# [DATA SHOWN]
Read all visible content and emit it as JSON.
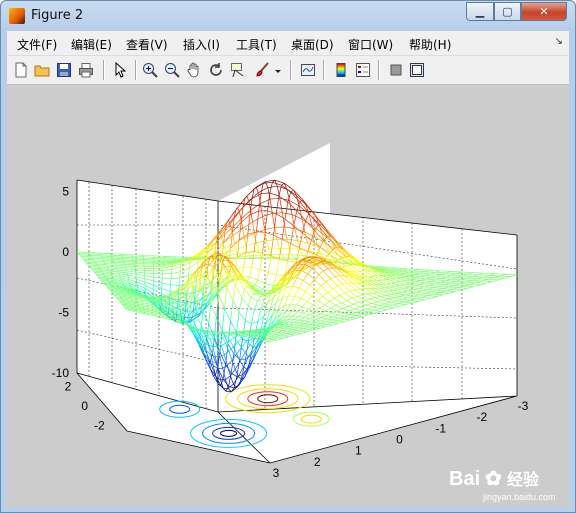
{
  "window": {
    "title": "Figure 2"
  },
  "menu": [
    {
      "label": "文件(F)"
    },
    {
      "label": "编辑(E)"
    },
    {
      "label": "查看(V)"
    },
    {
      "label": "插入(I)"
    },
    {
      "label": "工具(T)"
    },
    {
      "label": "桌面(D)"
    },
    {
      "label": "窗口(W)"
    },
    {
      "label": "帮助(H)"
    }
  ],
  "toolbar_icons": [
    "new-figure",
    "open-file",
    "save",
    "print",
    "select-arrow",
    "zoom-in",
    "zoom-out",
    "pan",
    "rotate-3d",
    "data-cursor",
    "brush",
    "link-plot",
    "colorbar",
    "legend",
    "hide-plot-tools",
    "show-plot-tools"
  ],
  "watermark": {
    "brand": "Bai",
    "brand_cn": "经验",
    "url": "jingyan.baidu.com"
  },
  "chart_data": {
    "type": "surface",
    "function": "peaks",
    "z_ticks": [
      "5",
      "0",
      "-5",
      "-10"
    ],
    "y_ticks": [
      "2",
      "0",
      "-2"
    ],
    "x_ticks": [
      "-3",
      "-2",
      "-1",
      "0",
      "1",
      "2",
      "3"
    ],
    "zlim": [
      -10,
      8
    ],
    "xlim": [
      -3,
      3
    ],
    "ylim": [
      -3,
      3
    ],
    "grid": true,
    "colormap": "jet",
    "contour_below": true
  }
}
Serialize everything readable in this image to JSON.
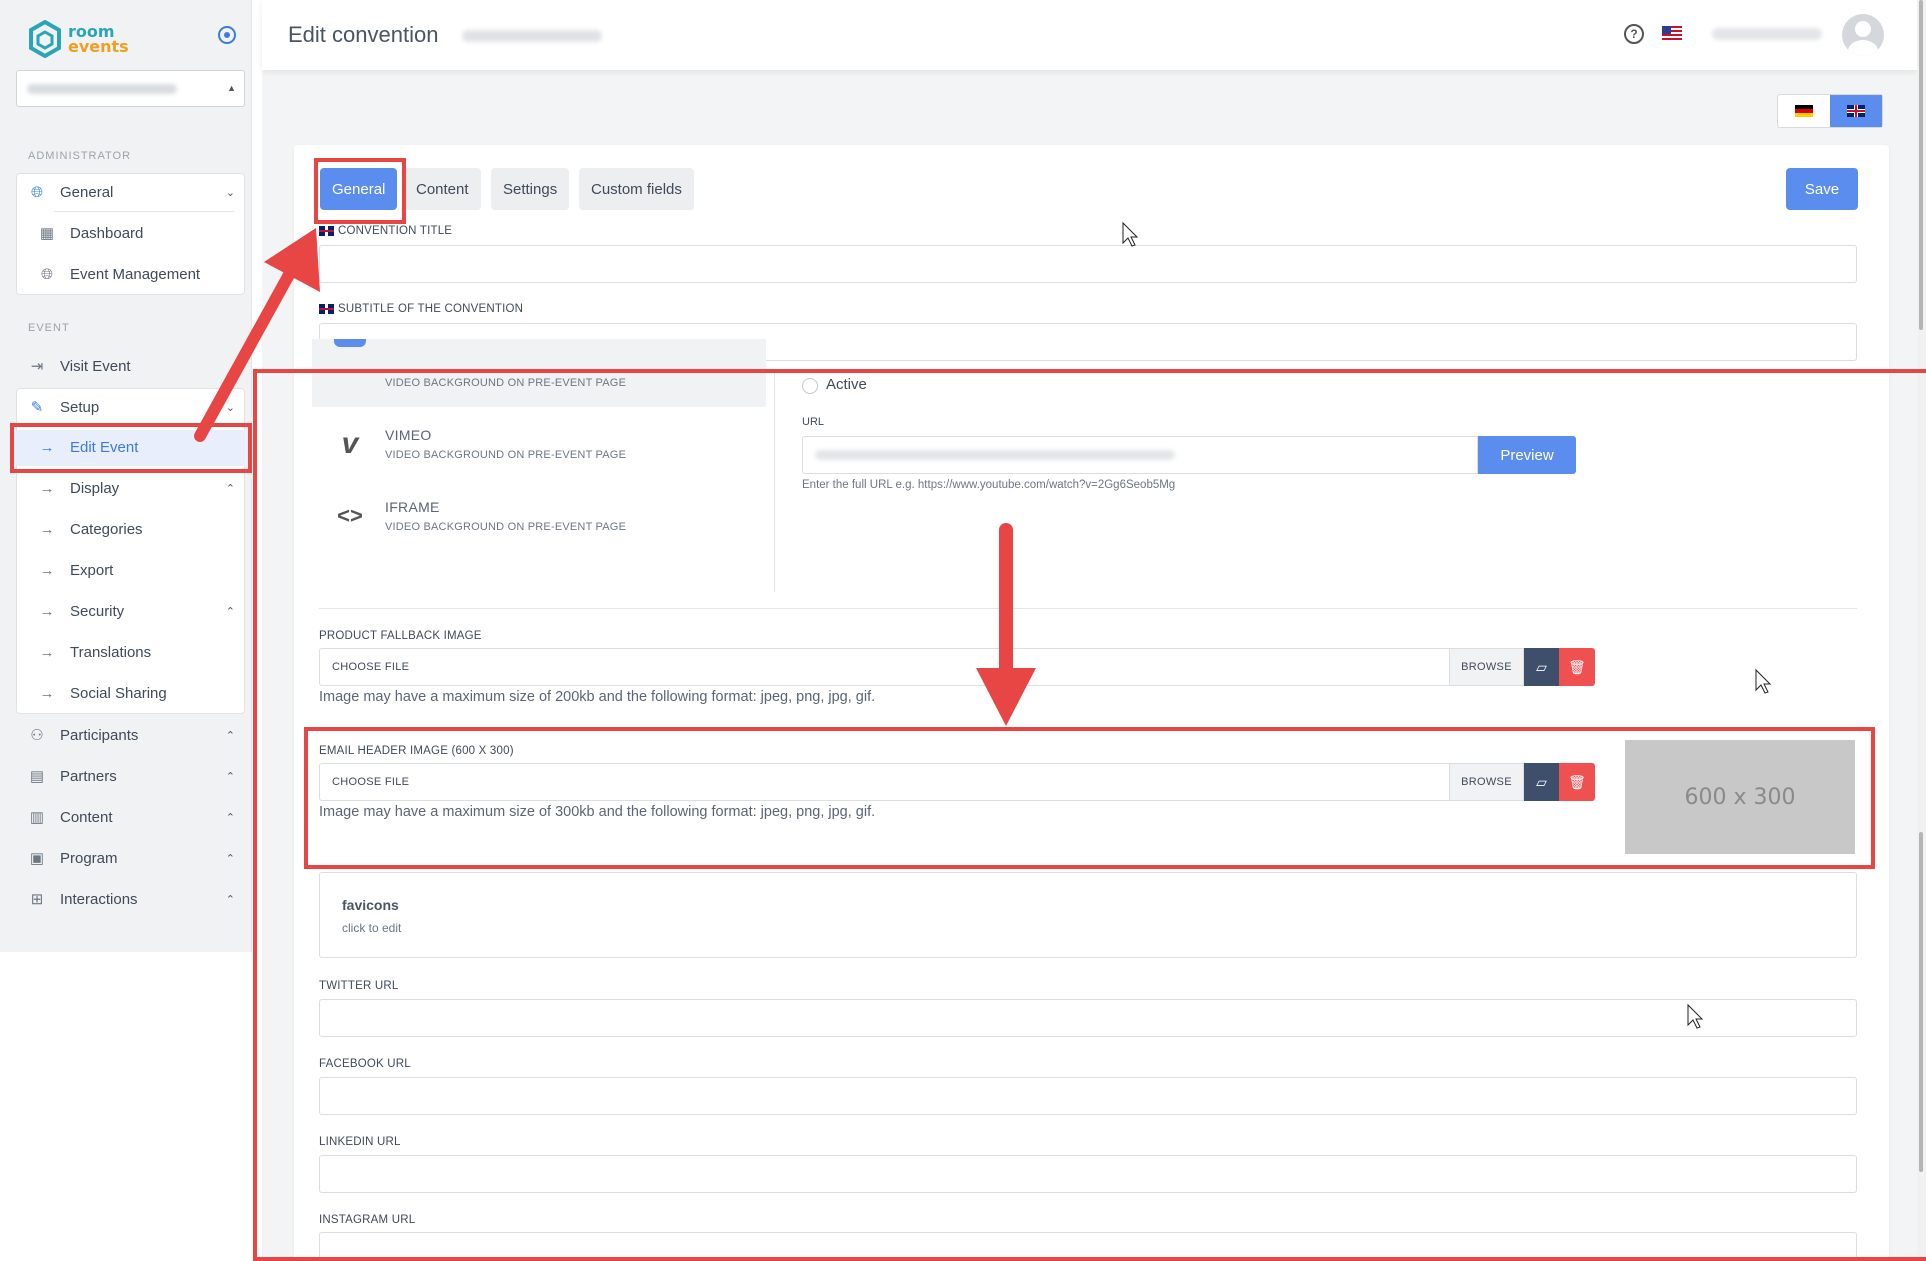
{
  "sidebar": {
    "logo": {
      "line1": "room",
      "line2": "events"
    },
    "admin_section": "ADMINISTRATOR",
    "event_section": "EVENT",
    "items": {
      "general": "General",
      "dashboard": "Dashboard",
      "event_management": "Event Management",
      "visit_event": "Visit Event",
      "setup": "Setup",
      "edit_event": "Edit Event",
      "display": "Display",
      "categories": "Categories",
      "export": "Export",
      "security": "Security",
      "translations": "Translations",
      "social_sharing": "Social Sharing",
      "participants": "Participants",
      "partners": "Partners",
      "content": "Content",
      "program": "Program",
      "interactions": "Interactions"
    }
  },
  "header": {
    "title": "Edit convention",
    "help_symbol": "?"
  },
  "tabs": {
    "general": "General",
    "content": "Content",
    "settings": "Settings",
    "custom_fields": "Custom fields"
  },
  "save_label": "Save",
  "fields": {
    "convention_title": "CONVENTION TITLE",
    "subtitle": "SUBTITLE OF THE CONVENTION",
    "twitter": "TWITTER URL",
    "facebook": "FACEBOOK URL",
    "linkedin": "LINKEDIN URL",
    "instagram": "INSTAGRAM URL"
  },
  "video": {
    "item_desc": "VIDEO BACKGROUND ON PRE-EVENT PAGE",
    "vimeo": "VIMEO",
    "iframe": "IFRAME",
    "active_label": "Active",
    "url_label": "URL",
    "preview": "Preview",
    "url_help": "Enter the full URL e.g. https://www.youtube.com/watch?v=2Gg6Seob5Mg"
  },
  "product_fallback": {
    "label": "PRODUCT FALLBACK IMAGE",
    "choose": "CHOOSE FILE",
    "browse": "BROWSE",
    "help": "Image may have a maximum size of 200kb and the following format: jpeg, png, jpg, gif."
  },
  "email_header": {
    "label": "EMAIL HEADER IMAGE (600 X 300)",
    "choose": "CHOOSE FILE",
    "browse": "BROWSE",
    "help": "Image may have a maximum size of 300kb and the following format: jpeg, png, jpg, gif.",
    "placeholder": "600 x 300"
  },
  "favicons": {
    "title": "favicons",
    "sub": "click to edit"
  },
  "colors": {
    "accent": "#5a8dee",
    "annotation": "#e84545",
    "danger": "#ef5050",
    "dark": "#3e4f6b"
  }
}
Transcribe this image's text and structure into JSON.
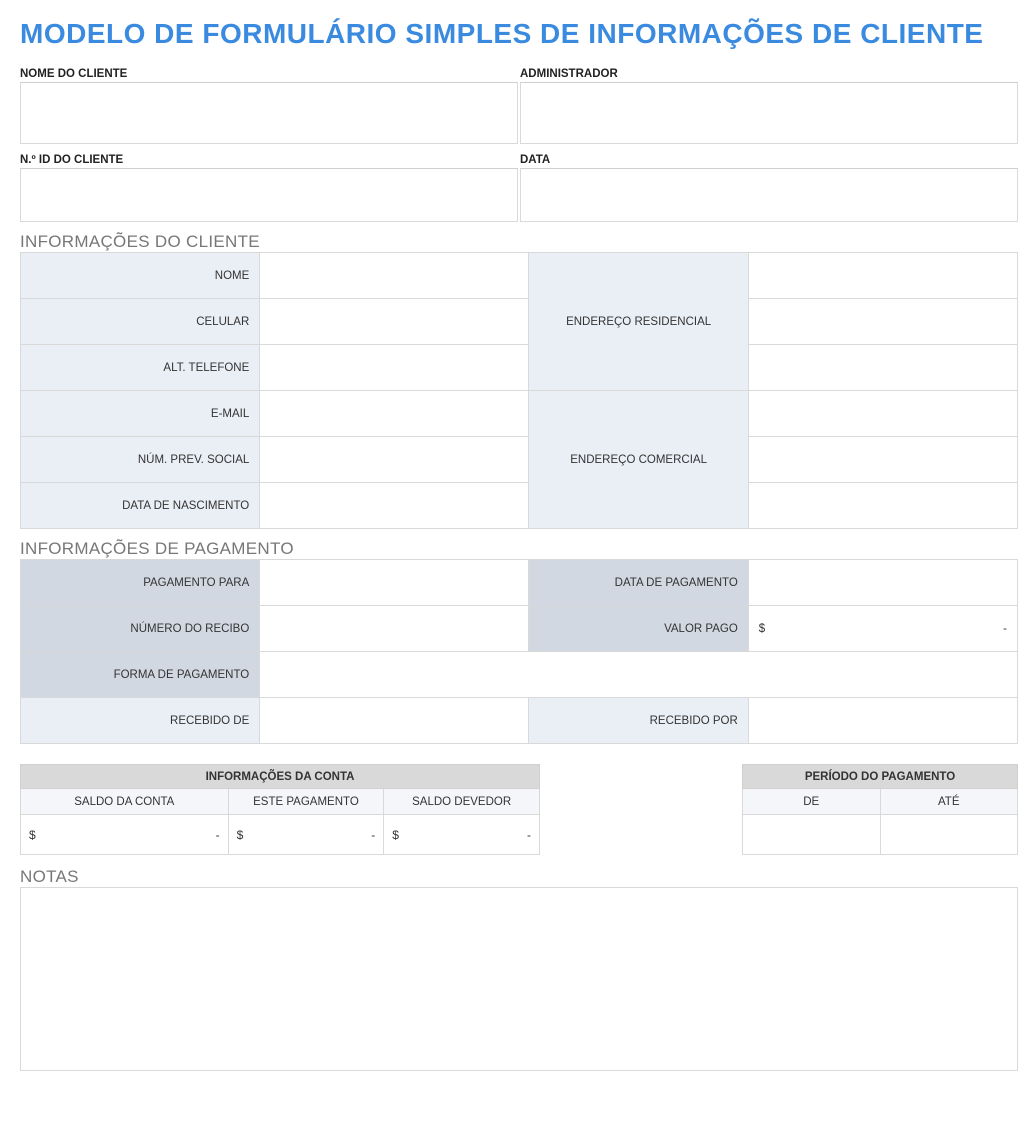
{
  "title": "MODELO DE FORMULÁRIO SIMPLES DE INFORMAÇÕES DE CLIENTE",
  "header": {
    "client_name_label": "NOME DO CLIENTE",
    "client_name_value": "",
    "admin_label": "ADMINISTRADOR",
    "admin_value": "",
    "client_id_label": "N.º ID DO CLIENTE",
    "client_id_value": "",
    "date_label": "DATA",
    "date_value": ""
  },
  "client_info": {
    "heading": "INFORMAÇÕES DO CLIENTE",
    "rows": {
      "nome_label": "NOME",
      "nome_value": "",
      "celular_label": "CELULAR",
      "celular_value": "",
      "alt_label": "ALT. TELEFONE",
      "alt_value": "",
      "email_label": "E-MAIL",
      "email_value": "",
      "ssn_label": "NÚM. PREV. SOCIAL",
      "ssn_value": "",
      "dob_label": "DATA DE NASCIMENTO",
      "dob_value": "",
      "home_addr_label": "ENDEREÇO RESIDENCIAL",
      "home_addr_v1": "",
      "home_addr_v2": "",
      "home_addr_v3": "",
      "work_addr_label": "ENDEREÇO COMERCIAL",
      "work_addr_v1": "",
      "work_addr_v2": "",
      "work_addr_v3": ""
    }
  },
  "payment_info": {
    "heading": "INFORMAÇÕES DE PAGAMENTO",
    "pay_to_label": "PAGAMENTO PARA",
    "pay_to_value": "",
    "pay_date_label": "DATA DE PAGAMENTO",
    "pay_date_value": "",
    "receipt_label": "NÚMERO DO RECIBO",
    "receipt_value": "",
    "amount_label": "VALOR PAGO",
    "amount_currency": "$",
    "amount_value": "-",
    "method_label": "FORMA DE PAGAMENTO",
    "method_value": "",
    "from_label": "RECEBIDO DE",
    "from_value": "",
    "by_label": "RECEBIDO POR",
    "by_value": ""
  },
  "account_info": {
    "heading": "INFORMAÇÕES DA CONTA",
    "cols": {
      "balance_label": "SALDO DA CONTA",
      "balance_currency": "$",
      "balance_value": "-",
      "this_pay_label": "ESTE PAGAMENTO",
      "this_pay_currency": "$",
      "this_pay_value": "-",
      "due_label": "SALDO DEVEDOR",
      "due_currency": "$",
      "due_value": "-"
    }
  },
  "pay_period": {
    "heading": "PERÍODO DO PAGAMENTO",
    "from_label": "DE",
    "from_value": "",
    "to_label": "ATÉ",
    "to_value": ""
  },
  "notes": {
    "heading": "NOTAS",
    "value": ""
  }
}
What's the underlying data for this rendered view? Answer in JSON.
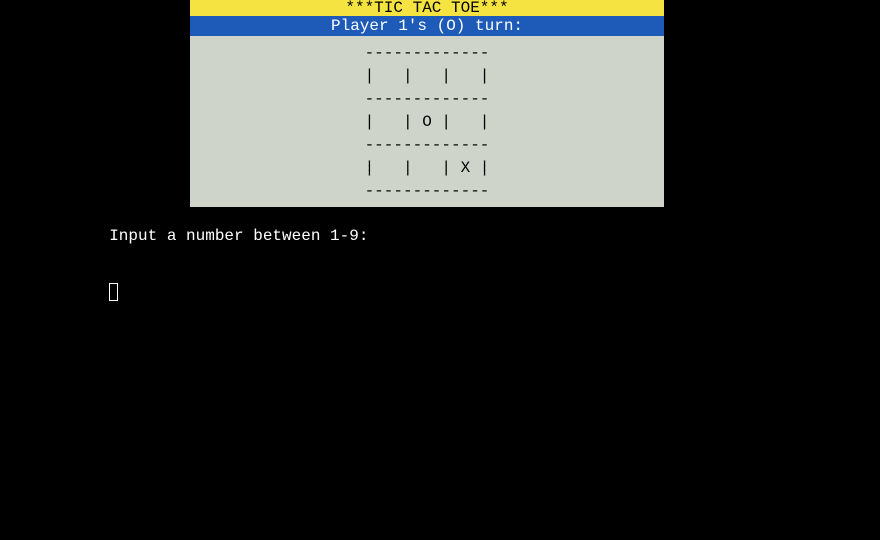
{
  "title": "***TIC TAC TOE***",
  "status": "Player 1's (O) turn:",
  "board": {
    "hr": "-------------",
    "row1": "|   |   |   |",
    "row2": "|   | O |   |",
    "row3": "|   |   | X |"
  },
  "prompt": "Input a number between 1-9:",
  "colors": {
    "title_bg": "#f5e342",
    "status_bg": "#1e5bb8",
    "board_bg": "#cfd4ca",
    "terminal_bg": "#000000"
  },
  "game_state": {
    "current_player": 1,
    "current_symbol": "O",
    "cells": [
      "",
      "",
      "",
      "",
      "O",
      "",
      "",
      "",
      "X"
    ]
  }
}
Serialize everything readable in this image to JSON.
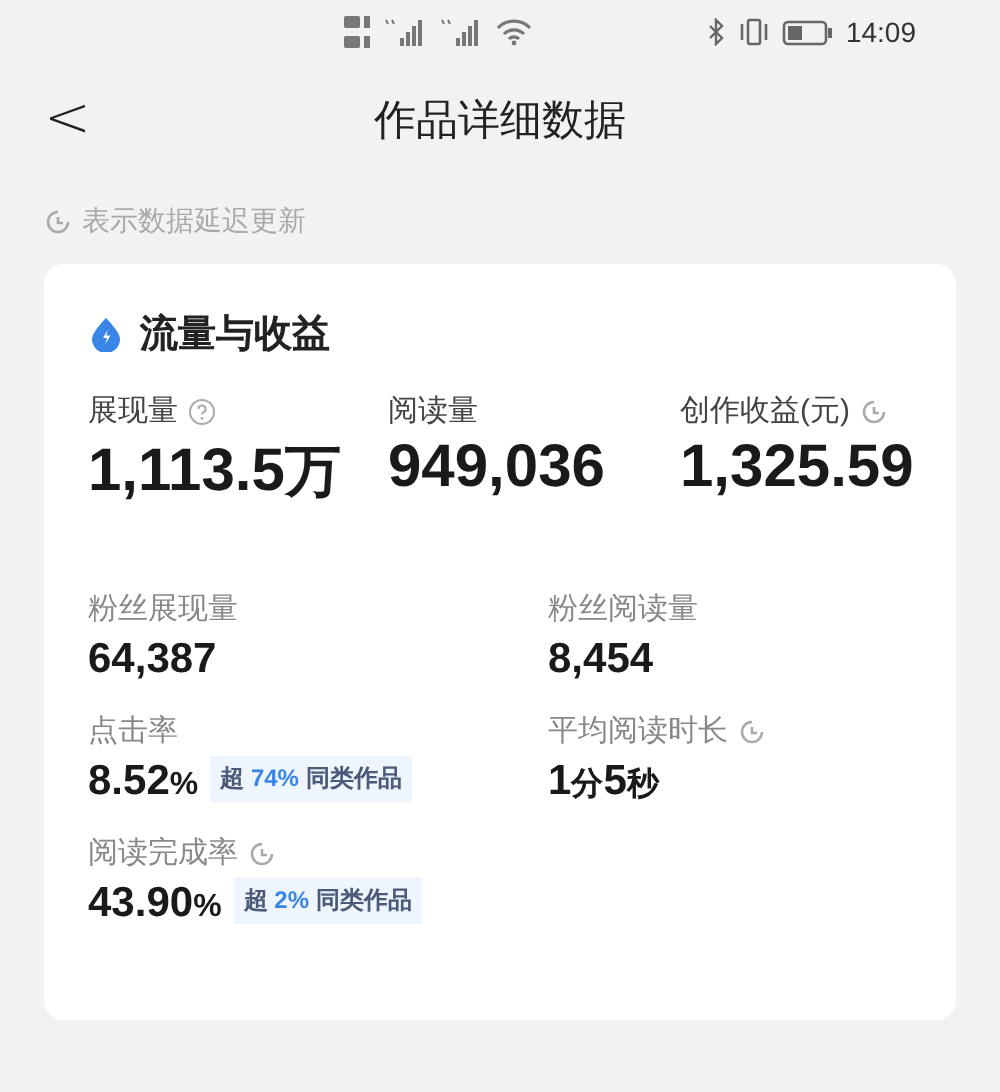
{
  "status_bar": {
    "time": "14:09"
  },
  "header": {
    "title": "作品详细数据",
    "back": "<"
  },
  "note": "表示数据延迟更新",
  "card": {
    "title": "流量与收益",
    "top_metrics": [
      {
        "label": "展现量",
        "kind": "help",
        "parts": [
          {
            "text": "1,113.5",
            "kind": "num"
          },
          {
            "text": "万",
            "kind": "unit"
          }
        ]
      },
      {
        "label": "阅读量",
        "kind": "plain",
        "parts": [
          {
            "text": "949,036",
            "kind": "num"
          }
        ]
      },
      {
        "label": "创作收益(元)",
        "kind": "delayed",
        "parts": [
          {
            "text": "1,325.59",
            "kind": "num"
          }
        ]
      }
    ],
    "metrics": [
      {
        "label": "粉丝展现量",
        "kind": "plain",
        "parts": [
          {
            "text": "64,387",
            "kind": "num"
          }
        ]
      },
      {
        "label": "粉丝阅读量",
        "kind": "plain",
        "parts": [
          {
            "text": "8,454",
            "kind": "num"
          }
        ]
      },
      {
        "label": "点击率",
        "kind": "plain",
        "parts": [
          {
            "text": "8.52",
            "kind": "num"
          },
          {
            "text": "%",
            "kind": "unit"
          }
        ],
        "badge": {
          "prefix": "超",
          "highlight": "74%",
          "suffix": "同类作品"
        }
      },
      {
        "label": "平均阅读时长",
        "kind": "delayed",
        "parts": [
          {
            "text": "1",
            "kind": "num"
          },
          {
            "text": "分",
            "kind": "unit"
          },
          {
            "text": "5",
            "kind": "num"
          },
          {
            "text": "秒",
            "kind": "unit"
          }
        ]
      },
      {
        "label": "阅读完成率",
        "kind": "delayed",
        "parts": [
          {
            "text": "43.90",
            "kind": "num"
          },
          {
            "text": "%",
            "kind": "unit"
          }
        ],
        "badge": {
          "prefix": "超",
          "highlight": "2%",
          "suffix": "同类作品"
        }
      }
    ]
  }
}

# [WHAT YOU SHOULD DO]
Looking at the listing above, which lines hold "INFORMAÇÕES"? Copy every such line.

# [OUTPUT FOR THIS EXERCISE]
  "title": "MODELO DE FORMULÁRIO SIMPLES DE INFORMAÇÕES DE CLIENTE",
    "heading": "INFORMAÇÕES DO CLIENTE",
    "heading": "INFORMAÇÕES DE PAGAMENTO",
    "heading": "INFORMAÇÕES DA CONTA",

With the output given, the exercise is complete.